EXERCISE:
Below is a set of records; reproduce them exactly without their pictures.

(Items from an interface collection)
──────────────────────────────
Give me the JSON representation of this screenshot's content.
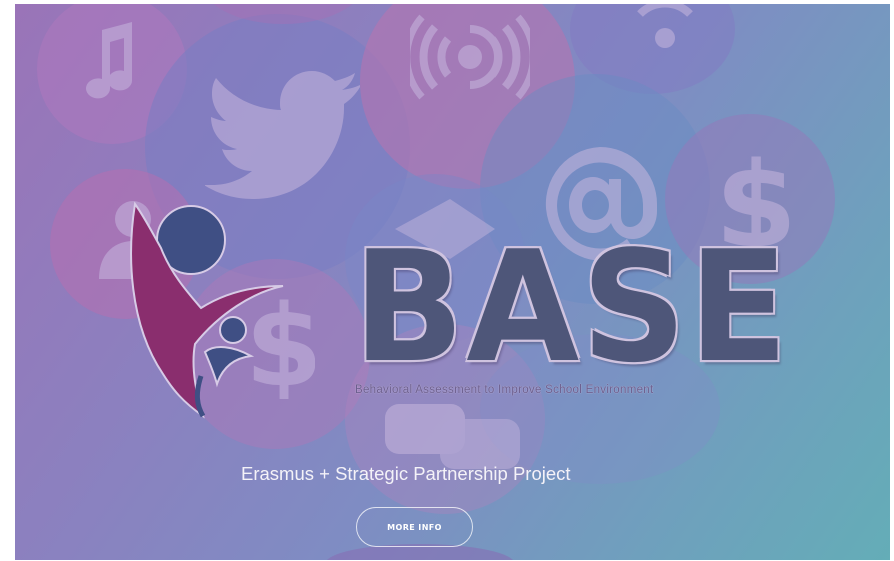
{
  "hero": {
    "brand_title": "BASE",
    "brand_tagline": "Behavioral Assessment to Improve School Environment",
    "subtitle": "Erasmus + Strategic Partnership Project",
    "more_info_label": "MORE INFO"
  },
  "background_icons": [
    "music-note-icon",
    "twitter-bird-icon",
    "broadcast-icon",
    "wifi-icon",
    "at-sign-icon",
    "dollar-icon",
    "users-icon",
    "envelope-icon",
    "chat-bubble-icon"
  ],
  "colors": {
    "gradient_start": "#9a74b8",
    "gradient_end": "#64adb7",
    "brand_text": "#4e5679",
    "logo_magenta": "#8a2e6e",
    "logo_navy": "#3f4f84"
  }
}
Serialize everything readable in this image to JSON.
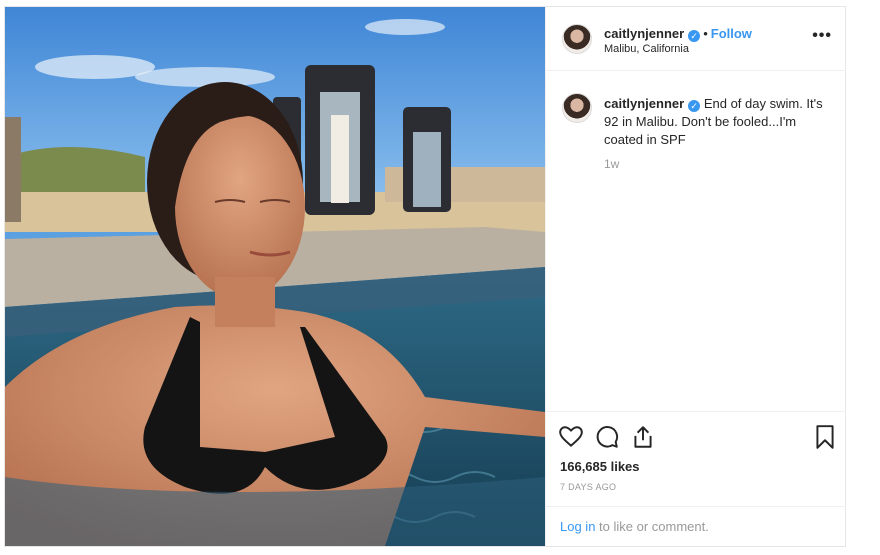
{
  "post": {
    "username": "caitlynjenner",
    "follow_label": "Follow",
    "location": "Malibu, California",
    "more_label": "•••",
    "caption": {
      "username": "caitlynjenner",
      "text": "End of day swim. It's 92 in Malibu. Don't be fooled...I'm coated in SPF",
      "time": "1w"
    },
    "likes": "166,685 likes",
    "posted": "7 DAYS AGO",
    "login": {
      "link": "Log in",
      "rest": " to like or comment."
    },
    "icons": [
      "heart-icon",
      "comment-bubble-icon",
      "share-icon",
      "bookmark-icon",
      "verified-badge-icon",
      "more-options-icon"
    ],
    "colors": {
      "accent": "#3897f0",
      "muted": "#999999",
      "border": "#efefef"
    }
  }
}
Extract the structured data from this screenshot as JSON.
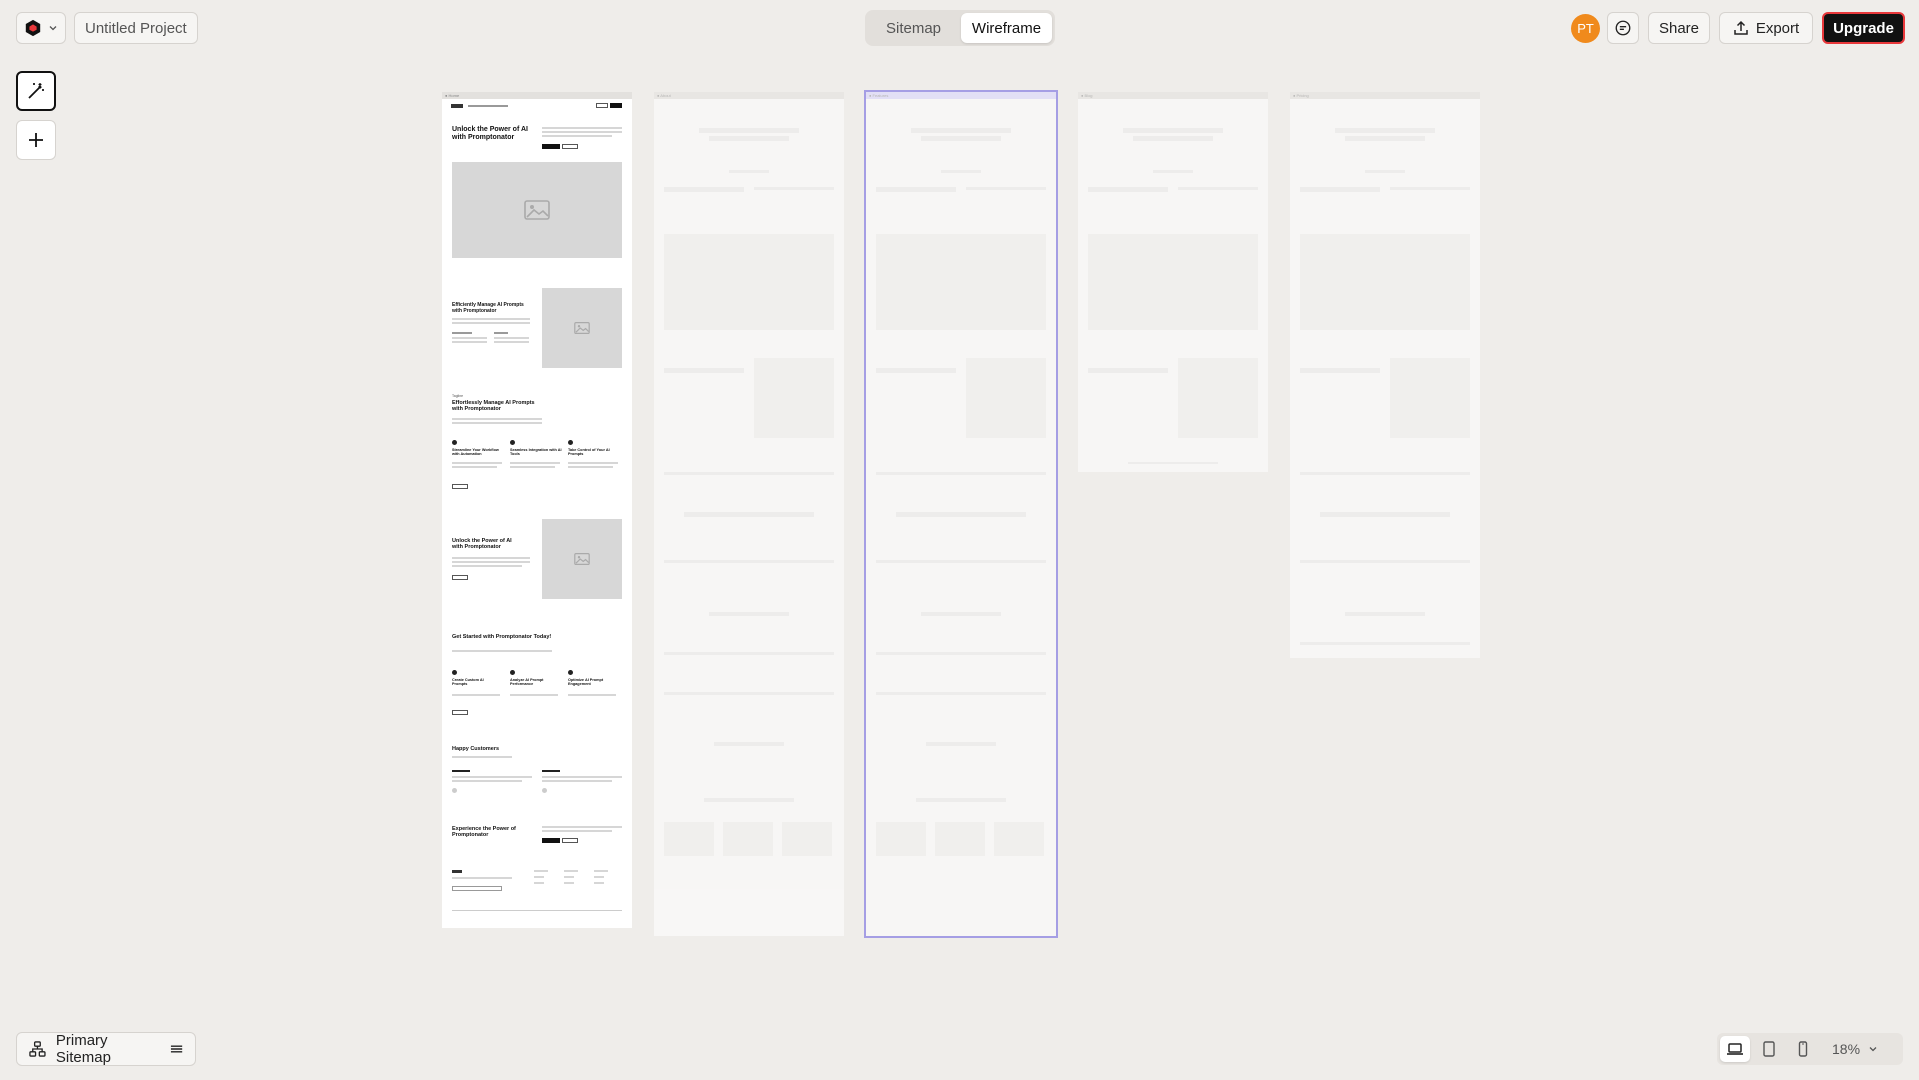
{
  "app": {
    "project_title": "Untitled Project",
    "accent_color": "#6a5fe0",
    "upgrade_border_color": "#e8383b"
  },
  "toolbar": {
    "view_tabs": [
      {
        "label": "Sitemap",
        "active": false
      },
      {
        "label": "Wireframe",
        "active": true
      }
    ],
    "avatar_initials": "PT",
    "share_label": "Share",
    "export_label": "Export",
    "upgrade_label": "Upgrade"
  },
  "tools": {
    "magic": "magic-wand-icon",
    "add": "plus-icon"
  },
  "wireframe": {
    "hero_title": "Unlock the Power of AI with Promptonator",
    "section2_title": "Efficiently Manage AI Prompts with Promptonator",
    "section3_label": "Tagline",
    "section3_title": "Effortlessly Manage AI Prompts with Promptonator",
    "features": [
      {
        "title": "Streamline Your Workflow with Automation"
      },
      {
        "title": "Seamless Integration with AI Tools"
      },
      {
        "title": "Take Control of Your AI Prompts"
      }
    ],
    "section4_title": "Unlock the Power of AI with Promptonator",
    "section5_title": "Get Started with Promptonator Today!",
    "steps": [
      {
        "title": "Create Custom AI Prompts"
      },
      {
        "title": "Analyze AI Prompt Performance"
      },
      {
        "title": "Optimize AI Prompt Engagement"
      }
    ],
    "testimonials_title": "Happy Customers",
    "cta_title": "Experience the Power of Promptonator"
  },
  "footer": {
    "sitemap_label": "Primary Sitemap",
    "zoom_label": "18%"
  }
}
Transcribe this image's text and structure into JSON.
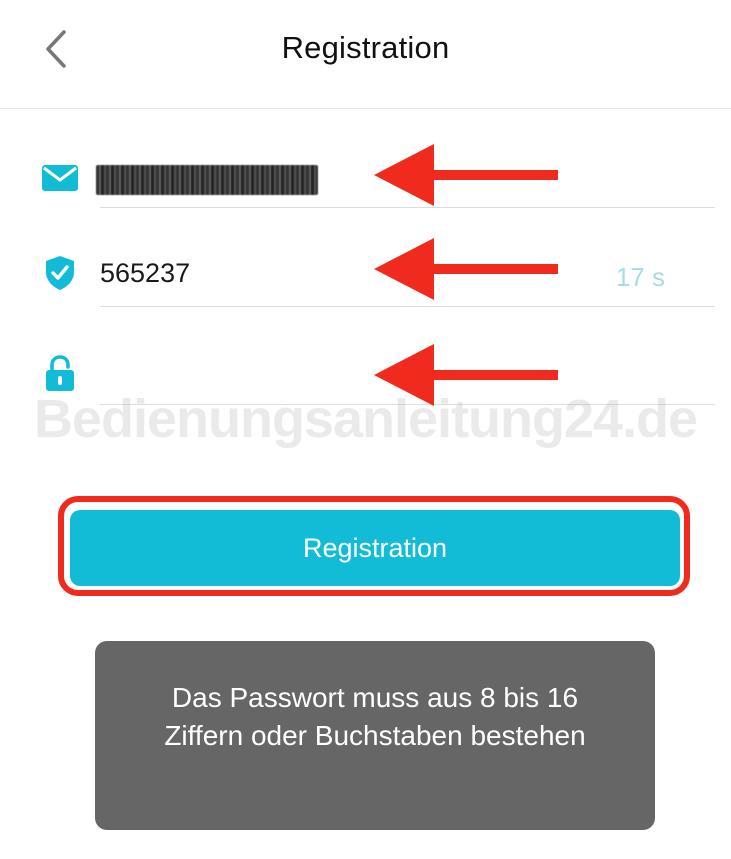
{
  "header": {
    "title": "Registration",
    "back_icon": "chevron-left-icon"
  },
  "form": {
    "email": {
      "icon": "mail-icon",
      "value": "",
      "redacted": true
    },
    "code": {
      "icon": "shield-check-icon",
      "value": "565237",
      "countdown": "17 s"
    },
    "password": {
      "icon": "lock-icon",
      "value": ""
    }
  },
  "watermark": "Bedienungsanleitung24.de",
  "register_button": {
    "label": "Registration"
  },
  "toast": {
    "lines": [
      "Das Passwort muss aus 8 bis 16",
      "Ziffern oder Buchstaben bestehen"
    ]
  },
  "colors": {
    "accent": "#12bcd6",
    "countdown": "#a8dde8",
    "annotation": "#f02a1c",
    "toast_bg": "#666666"
  }
}
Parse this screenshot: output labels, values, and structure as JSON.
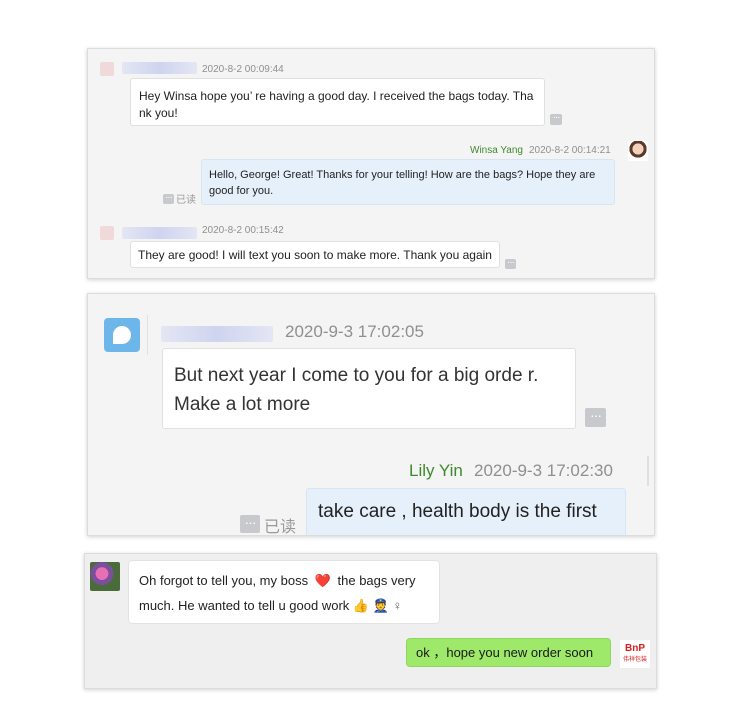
{
  "panel1": {
    "msg1": {
      "timestamp": "2020-8-2 00:09:44",
      "text": "Hey Winsa hope you’ re having a good day. I received the bags today. Tha nk you!"
    },
    "msg2": {
      "sender": "Winsa Yang",
      "timestamp": "2020-8-2 00:14:21",
      "text": "Hello, George! Great! Thanks for your telling! How are the bags? Hope they are good for you.",
      "read_label": "已读"
    },
    "msg3": {
      "timestamp": "2020-8-2 00:15:42",
      "text": "They are good! I will text you soon to make more. Thank you again"
    }
  },
  "panel2": {
    "msg1": {
      "timestamp": "2020-9-3 17:02:05",
      "text": "But next year I come to you for a big orde r. Make a lot more"
    },
    "msg2": {
      "sender": "Lily Yin",
      "timestamp": "2020-9-3 17:02:30",
      "text": "take care , health body is the first",
      "read_label": "已读"
    }
  },
  "panel3": {
    "msg1": {
      "text_before": "Oh forgot to tell you, my boss",
      "text_after": "the bags very",
      "line2": "much. He wanted to tell u good work",
      "emoji_heart": "❤️",
      "emoji_thumbs": "👍",
      "emoji_person": "👮",
      "emoji_female": "♀"
    },
    "msg2": {
      "text": "ok ，hope you new order soon"
    },
    "logo": {
      "mark": "BnP",
      "subtitle": "伟祥包装"
    }
  },
  "colors": {
    "sender_name": "#3f8a2e",
    "bubble_out": "#e6f0fb",
    "bubble_green": "#9ee86a"
  },
  "icons": {
    "more": "more-icon",
    "app": "app-avatar-icon"
  }
}
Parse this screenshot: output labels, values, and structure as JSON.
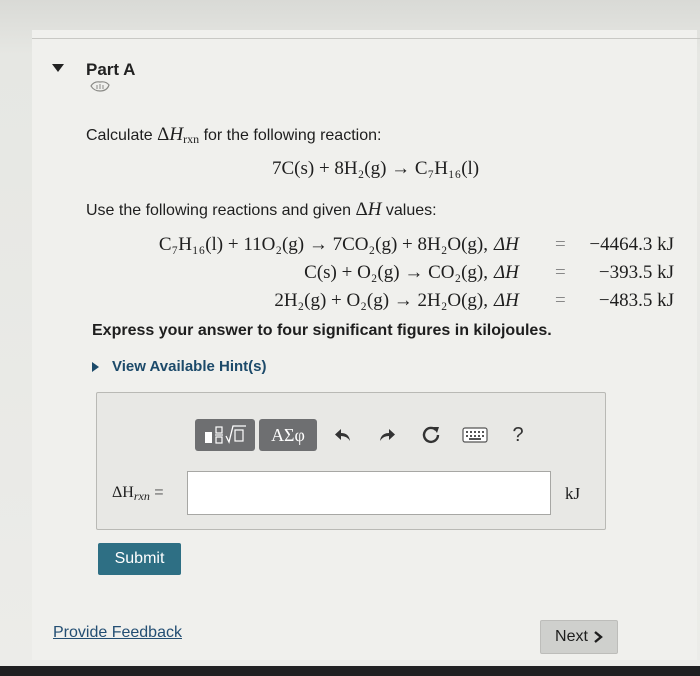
{
  "part": {
    "title": "Part A"
  },
  "question": {
    "calculate_prefix": "Calculate",
    "calculate_suffix": "for the following reaction:",
    "main_reaction": "7C(s) + 8H₂(g) → C₇H₁₆(l)",
    "use_prefix": "Use the following reactions and given",
    "use_suffix": "values:",
    "reactions": [
      {
        "equation": "C₇H₁₆(l) + 11O₂(g) → 7CO₂(g) + 8H₂O(g),",
        "value": "−4464.3 kJ"
      },
      {
        "equation": "C(s) + O₂(g) → CO₂(g),",
        "value": "−393.5 kJ"
      },
      {
        "equation": "2H₂(g) + O₂(g) → 2H₂O(g),",
        "value": "−483.5 kJ"
      }
    ],
    "delta_h": "ΔH",
    "equals": "=",
    "express": "Express your answer to four significant figures in kilojoules."
  },
  "hint": {
    "label": "View Available Hint(s)"
  },
  "toolbar": {
    "greek_label": "ΑΣφ",
    "help_label": "?"
  },
  "answer": {
    "label_delta": "ΔH",
    "label_sub": "rxn",
    "label_eq": "=",
    "value": "",
    "unit": "kJ"
  },
  "submit_label": "Submit",
  "feedback_label": "Provide Feedback",
  "next_label": "Next",
  "colors": {
    "link": "#234e73",
    "submit_bg": "#2e6f84",
    "toolbar_btn": "#6e6f71"
  }
}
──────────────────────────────
OUTPUT OF THE EXERCISE:
Give me the JSON representation of this screenshot's content.
{
  "hero": {
    "brand_title": "BASE",
    "brand_tagline": "Behavioral Assessment to Improve School Environment",
    "subtitle": "Erasmus + Strategic Partnership Project",
    "more_info_label": "MORE INFO"
  },
  "background_icons": [
    "music-note-icon",
    "twitter-bird-icon",
    "broadcast-icon",
    "wifi-icon",
    "at-sign-icon",
    "dollar-icon",
    "users-icon",
    "envelope-icon",
    "chat-bubble-icon"
  ],
  "colors": {
    "gradient_start": "#9a74b8",
    "gradient_end": "#64adb7",
    "brand_text": "#4e5679",
    "logo_magenta": "#8a2e6e",
    "logo_navy": "#3f4f84"
  }
}
Serialize everything readable in this image to JSON.
{
  "post": {
    "username": "caitlynjenner",
    "follow_label": "Follow",
    "location": "Malibu, California",
    "more_label": "•••",
    "caption": {
      "username": "caitlynjenner",
      "text": "End of day swim. It's 92 in Malibu. Don't be fooled...I'm coated in SPF",
      "time": "1w"
    },
    "likes": "166,685 likes",
    "posted": "7 DAYS AGO",
    "login": {
      "link": "Log in",
      "rest": " to like or comment."
    },
    "icons": [
      "heart-icon",
      "comment-bubble-icon",
      "share-icon",
      "bookmark-icon",
      "verified-badge-icon",
      "more-options-icon"
    ],
    "colors": {
      "accent": "#3897f0",
      "muted": "#999999",
      "border": "#efefef"
    }
  }
}
Extract the structured data from this screenshot as JSON.
{
  "app": {
    "project_title": "Untitled Project",
    "accent_color": "#6a5fe0",
    "upgrade_border_color": "#e8383b"
  },
  "toolbar": {
    "view_tabs": [
      {
        "label": "Sitemap",
        "active": false
      },
      {
        "label": "Wireframe",
        "active": true
      }
    ],
    "avatar_initials": "PT",
    "share_label": "Share",
    "export_label": "Export",
    "upgrade_label": "Upgrade"
  },
  "tools": {
    "magic": "magic-wand-icon",
    "add": "plus-icon"
  },
  "wireframe": {
    "hero_title": "Unlock the Power of AI with Promptonator",
    "section2_title": "Efficiently Manage AI Prompts with Promptonator",
    "section3_label": "Tagline",
    "section3_title": "Effortlessly Manage AI Prompts with Promptonator",
    "features": [
      {
        "title": "Streamline Your Workflow with Automation"
      },
      {
        "title": "Seamless Integration with AI Tools"
      },
      {
        "title": "Take Control of Your AI Prompts"
      }
    ],
    "section4_title": "Unlock the Power of AI with Promptonator",
    "section5_title": "Get Started with Promptonator Today!",
    "steps": [
      {
        "title": "Create Custom AI Prompts"
      },
      {
        "title": "Analyze AI Prompt Performance"
      },
      {
        "title": "Optimize AI Prompt Engagement"
      }
    ],
    "testimonials_title": "Happy Customers",
    "cta_title": "Experience the Power of Promptonator"
  },
  "footer": {
    "sitemap_label": "Primary Sitemap",
    "zoom_label": "18%"
  }
}
Transcribe this image's text and structure into JSON.
{
  "header": {
    "title": "Registration",
    "back_icon": "chevron-left-icon"
  },
  "form": {
    "email": {
      "icon": "mail-icon",
      "value": "",
      "redacted": true
    },
    "code": {
      "icon": "shield-check-icon",
      "value": "565237",
      "countdown": "17 s"
    },
    "password": {
      "icon": "lock-icon",
      "value": ""
    }
  },
  "watermark": "Bedienungsanleitung24.de",
  "register_button": {
    "label": "Registration"
  },
  "toast": {
    "lines": [
      "Das Passwort muss aus 8 bis 16",
      "Ziffern oder Buchstaben bestehen"
    ]
  },
  "colors": {
    "accent": "#12bcd6",
    "countdown": "#a8dde8",
    "annotation": "#f02a1c",
    "toast_bg": "#666666"
  }
}
Parse this screenshot: output labels, values, and structure as JSON.
{
  "panel1": {
    "msg1": {
      "timestamp": "2020-8-2 00:09:44",
      "text": "Hey Winsa hope you’ re having a good day. I received the bags today. Tha nk you!"
    },
    "msg2": {
      "sender": "Winsa Yang",
      "timestamp": "2020-8-2 00:14:21",
      "text": "Hello, George! Great! Thanks for your telling! How are the bags? Hope they are good for you.",
      "read_label": "已读"
    },
    "msg3": {
      "timestamp": "2020-8-2 00:15:42",
      "text": "They are good! I will text you soon to make more. Thank you again"
    }
  },
  "panel2": {
    "msg1": {
      "timestamp": "2020-9-3 17:02:05",
      "text": "But next year I come to you for a big orde r. Make a lot more"
    },
    "msg2": {
      "sender": "Lily Yin",
      "timestamp": "2020-9-3 17:02:30",
      "text": "take care , health body is the first",
      "read_label": "已读"
    }
  },
  "panel3": {
    "msg1": {
      "text_before": "Oh forgot to tell you, my boss",
      "text_after": "the bags very",
      "line2": "much. He wanted to tell u good work",
      "emoji_heart": "❤️",
      "emoji_thumbs": "👍",
      "emoji_person": "👮",
      "emoji_female": "♀"
    },
    "msg2": {
      "text": "ok ，hope you new order soon"
    },
    "logo": {
      "mark": "BnP",
      "subtitle": "伟祥包装"
    }
  },
  "colors": {
    "sender_name": "#3f8a2e",
    "bubble_out": "#e6f0fb",
    "bubble_green": "#9ee86a"
  },
  "icons": {
    "more": "more-icon",
    "app": "app-avatar-icon"
  }
}
Parse this screenshot: output labels, values, and structure as JSON.
{
  "part": {
    "title": "Part A"
  },
  "question": {
    "calculate_prefix": "Calculate",
    "calculate_suffix": "for the following reaction:",
    "main_reaction": "7C(s) + 8H₂(g) → C₇H₁₆(l)",
    "use_prefix": "Use the following reactions and given",
    "use_suffix": "values:",
    "reactions": [
      {
        "equation": "C₇H₁₆(l) + 11O₂(g) → 7CO₂(g) + 8H₂O(g),",
        "value": "−4464.3 kJ"
      },
      {
        "equation": "C(s) + O₂(g) → CO₂(g),",
        "value": "−393.5 kJ"
      },
      {
        "equation": "2H₂(g) + O₂(g) → 2H₂O(g),",
        "value": "−483.5 kJ"
      }
    ],
    "delta_h": "ΔH",
    "equals": "=",
    "express": "Express your answer to four significant figures in kilojoules."
  },
  "hint": {
    "label": "View Available Hint(s)"
  },
  "toolbar": {
    "greek_label": "ΑΣφ",
    "help_label": "?"
  },
  "answer": {
    "label_delta": "ΔH",
    "label_sub": "rxn",
    "label_eq": "=",
    "value": "",
    "unit": "kJ"
  },
  "submit_label": "Submit",
  "feedback_label": "Provide Feedback",
  "next_label": "Next",
  "colors": {
    "link": "#234e73",
    "submit_bg": "#2e6f84",
    "toolbar_btn": "#6e6f71"
  }
}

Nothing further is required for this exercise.